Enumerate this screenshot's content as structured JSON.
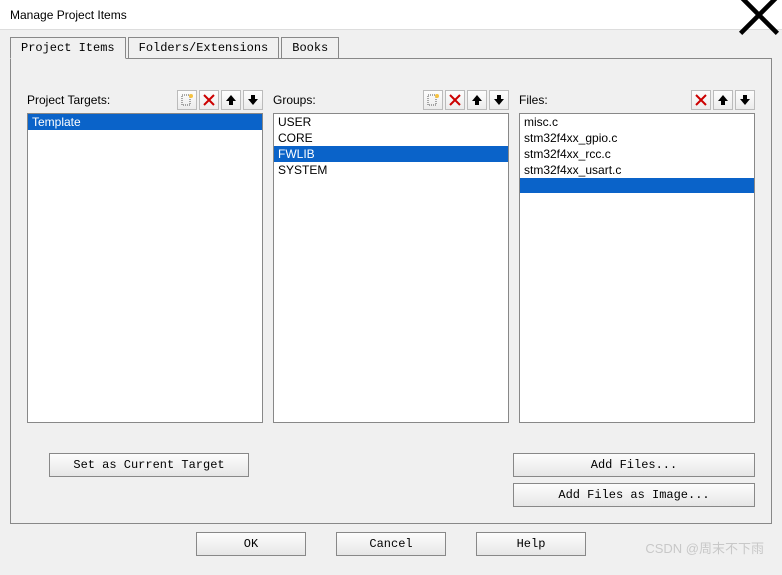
{
  "window": {
    "title": "Manage Project Items"
  },
  "tabs": {
    "t0": "Project Items",
    "t1": "Folders/Extensions",
    "t2": "Books"
  },
  "columns": {
    "targets": {
      "label": "Project Targets:"
    },
    "groups": {
      "label": "Groups:"
    },
    "files": {
      "label": "Files:"
    }
  },
  "targets": {
    "i0": "Template"
  },
  "groups": {
    "i0": "USER",
    "i1": "CORE",
    "i2": "FWLIB",
    "i3": "SYSTEM"
  },
  "files": {
    "i0": "misc.c",
    "i1": "stm32f4xx_gpio.c",
    "i2": "stm32f4xx_rcc.c",
    "i3": "stm32f4xx_usart.c"
  },
  "buttons": {
    "set_target": "Set as Current Target",
    "add_files": "Add Files...",
    "add_image": "Add Files as Image...",
    "ok": "OK",
    "cancel": "Cancel",
    "help": "Help"
  },
  "watermark": "CSDN @周末不下雨"
}
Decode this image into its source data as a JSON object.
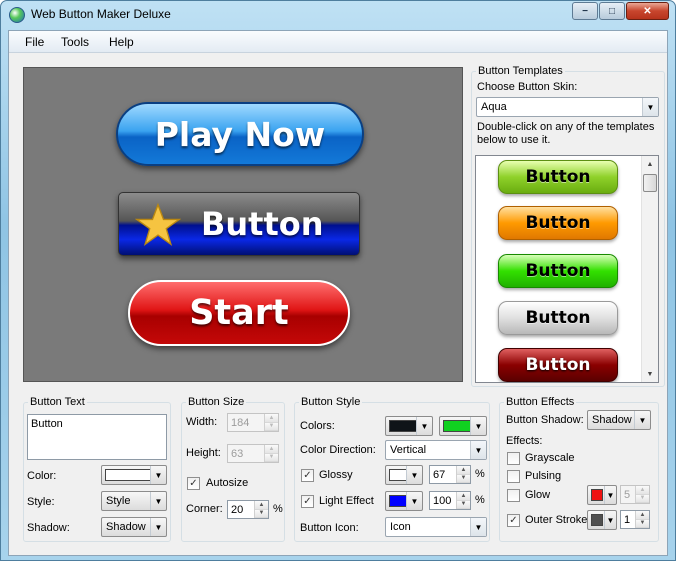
{
  "window": {
    "title": "Web Button Maker Deluxe",
    "minimize": "−",
    "maximize": "□",
    "close": "✕"
  },
  "menu": [
    "File",
    "Tools",
    "Help"
  ],
  "preview": {
    "buttons": [
      {
        "label": "Play Now",
        "style": "aqua-blue",
        "color": "#1379d8"
      },
      {
        "label": "Button",
        "style": "glass-blue",
        "icon": "star-icon",
        "color": "#0a28e6"
      },
      {
        "label": "Start",
        "style": "pill-red",
        "color": "#c40808"
      }
    ]
  },
  "templates": {
    "legend": "Button Templates",
    "skin_label": "Choose Button Skin:",
    "skin_value": "Aqua",
    "hint": "Double-click on any of the templates below to use it.",
    "items": [
      {
        "label": "Button",
        "color": "#8fd12a"
      },
      {
        "label": "Button",
        "color": "#ff9a00"
      },
      {
        "label": "Button",
        "color": "#33e000"
      },
      {
        "label": "Button",
        "color": "#cfcfcf"
      },
      {
        "label": "Button",
        "color": "#8a0000"
      }
    ]
  },
  "button_text": {
    "legend": "Button Text",
    "text": "Button",
    "color_label": "Color:",
    "style_label": "Style:",
    "style_value": "Style",
    "shadow_label": "Shadow:",
    "shadow_value": "Shadow",
    "color_value": "#ffffff"
  },
  "button_size": {
    "legend": "Button Size",
    "width_label": "Width:",
    "width_value": "184",
    "height_label": "Height:",
    "height_value": "63",
    "autosize_label": "Autosize",
    "autosize_checked": true,
    "corner_label": "Corner:",
    "corner_value": "20",
    "percent": "%"
  },
  "button_style": {
    "legend": "Button Style",
    "colors_label": "Colors:",
    "color1": "#0f1418",
    "color2": "#10d020",
    "direction_label": "Color Direction:",
    "direction_value": "Vertical",
    "glossy_label": "Glossy",
    "glossy_checked": true,
    "glossy_color": "#ffffff",
    "glossy_value": "67",
    "light_label": "Light Effect",
    "light_checked": true,
    "light_color": "#0000ff",
    "light_value": "100",
    "icon_label": "Button Icon:",
    "icon_value": "Icon",
    "percent": "%"
  },
  "button_effects": {
    "legend": "Button Effects",
    "shadow_label": "Button Shadow:",
    "shadow_value": "Shadow",
    "effects_label": "Effects:",
    "grayscale_label": "Grayscale",
    "pulsing_label": "Pulsing",
    "glow_label": "Glow",
    "glow_color": "#ee1111",
    "glow_value": "5",
    "outer_label": "Outer Stroke",
    "outer_checked": true,
    "outer_color": "#505050",
    "outer_value": "1"
  }
}
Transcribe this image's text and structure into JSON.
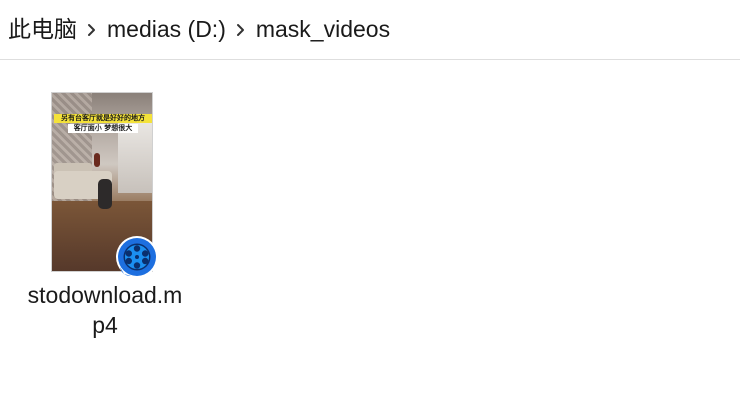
{
  "breadcrumb": {
    "items": [
      {
        "label": "此电脑"
      },
      {
        "label": "medias (D:)"
      },
      {
        "label": "mask_videos"
      }
    ]
  },
  "files": [
    {
      "name_line1": "stodownload.m",
      "name_line2": "p4",
      "thumbnail_caption_line1": "另有台客厅就是好好的地方",
      "thumbnail_caption_line2": "客厅面小 梦想很大",
      "app_badge_icon": "media-player-reel-icon",
      "badge_color": "#1d6fe0"
    }
  ]
}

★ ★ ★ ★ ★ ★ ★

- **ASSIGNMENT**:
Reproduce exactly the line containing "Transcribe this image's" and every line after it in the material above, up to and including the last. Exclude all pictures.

- **OUTPUT**:
Transcribe this image's text and structure into JSON.
{
  "breadcrumb": {
    "items": [
      {
        "label": "此电脑"
      },
      {
        "label": "medias (D:)"
      },
      {
        "label": "mask_videos"
      }
    ]
  },
  "files": [
    {
      "name_line1": "stodownload.m",
      "name_line2": "p4",
      "thumbnail_caption_line1": "另有台客厅就是好好的地方",
      "thumbnail_caption_line2": "客厅面小 梦想很大",
      "app_badge_icon": "media-player-reel-icon",
      "badge_color": "#1d6fe0"
    }
  ]
}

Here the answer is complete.